Against this backdrop, Elizabeth Fones Winthrop arrived a widow, her first husband having managed ignominously to drown himself in the North River in a swimming accident. She was young, beautiful, headstrong, and it didn't take John Winthrop long to realize that he could marry her off and gain some benefits. She was persuaded to accept the proposal of Robert Feakes, a decision that was to prove utterly disastrous because Feakes was, to put it charitably, weird. Elizabeth's life both improves and deteriorates as she becomes embroiled in a scandal involving Anne Hutchinson, a woman who definitely stepped outside the gender lines. The Feakes ended up moving to Greenwich, which was undeveloped and primitive, and Elizabeth has 5 more children by Robert Feakes.


At some point between 1632 and 1647, Robert Feake's mental health utterly collapsed, and Elizabeth ends up as more or less a caregiver for him. She also takes on the role of family protector, and has property in her own name, which is deeply scandalous to the community. During all of this period, Elizabeth is repudiating the subservience of women more and more obviously. There are accusations of witchcraft, and then, ultimately, Robert completely loses it and abandons his wife and children. Elizabeth is on her own, in an inhospitable land.


It is the final addition to her name that brings her story to a close: Elizabeth Fones Winthrop Feakes Hallet. Elizabeth secures a divorce - maybe - and marries - maybe - Will Hallet, a man of lower social standing who was sort of a business manager for Robert Feakes. This is so scandalous that she is forced to flee the English colonies, and decamps to the more tolerant Dutch colonies, where her marriage is recognized and she is not hanged for adultery. According to Seton, it is Will Hallet who is Elizabeth's true love, a man younger than she, but taken with her strength, her passion and her beauty.


I've read two books by Anya Seton, both of which feature strong female historical figures who live outside the lines of their time. The first, Katherine, is set during the late Middle Ages. In both books, Seton's main female character is able to manipulate the contemporary social mores to advance their own interests.

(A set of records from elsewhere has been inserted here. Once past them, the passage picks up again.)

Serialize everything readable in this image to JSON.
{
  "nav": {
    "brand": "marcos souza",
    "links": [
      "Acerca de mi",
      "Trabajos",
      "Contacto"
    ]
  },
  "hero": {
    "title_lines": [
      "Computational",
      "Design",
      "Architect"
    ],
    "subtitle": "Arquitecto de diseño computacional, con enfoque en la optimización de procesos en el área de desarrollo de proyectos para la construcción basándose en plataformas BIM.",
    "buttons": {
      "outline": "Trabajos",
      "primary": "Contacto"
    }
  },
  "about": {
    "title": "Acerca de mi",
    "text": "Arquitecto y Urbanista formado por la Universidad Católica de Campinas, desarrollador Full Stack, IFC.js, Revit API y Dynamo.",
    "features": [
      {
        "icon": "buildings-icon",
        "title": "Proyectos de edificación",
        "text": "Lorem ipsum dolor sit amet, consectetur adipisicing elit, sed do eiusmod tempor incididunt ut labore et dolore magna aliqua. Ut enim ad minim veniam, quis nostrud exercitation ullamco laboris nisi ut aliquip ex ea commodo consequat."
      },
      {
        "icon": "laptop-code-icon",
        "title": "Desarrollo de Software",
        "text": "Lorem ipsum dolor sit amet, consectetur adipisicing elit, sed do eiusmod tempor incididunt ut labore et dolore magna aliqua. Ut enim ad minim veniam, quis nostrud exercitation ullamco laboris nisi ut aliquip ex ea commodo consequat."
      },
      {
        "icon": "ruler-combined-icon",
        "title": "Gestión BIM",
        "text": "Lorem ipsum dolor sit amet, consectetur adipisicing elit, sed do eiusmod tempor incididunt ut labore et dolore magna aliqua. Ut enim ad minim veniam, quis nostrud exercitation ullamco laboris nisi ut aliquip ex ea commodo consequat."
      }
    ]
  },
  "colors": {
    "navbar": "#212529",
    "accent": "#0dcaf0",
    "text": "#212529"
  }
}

In both books, the main female characters behave sexually in ways that are considered to be abandoned and immoral, and yet they ultimately prevail in forcing society to legitimize both the relationship and the children born of the relationship.


It is always interesting to read about stunningly successful and independent historical women who are able to challenge the gender norms of their times, although I think that it is really important to recognize that the Bess Hallets and Katherine Swynfords were extremely privileged in other ways, which would have contributed significantly to their ability to get away with their repudiation of societal mores. Bess's connection to the Winthrops insulated her from the kinds of punishment that were inflicted on other women. It isn't much after her death - approximately 20 years - that a series of mostly women, and a few men, were executed as witches.


The other thing about this book that I found completely fascinating is that it focuses on a period of time that is not particularly popular as subject of fiction, and the lives of the colonists are mythologized in a way that isn't particularly accurate. This mythology tells a good story, but not a true story. And the truth is important.


So, this was a really long post. If you made it this far, congratulations!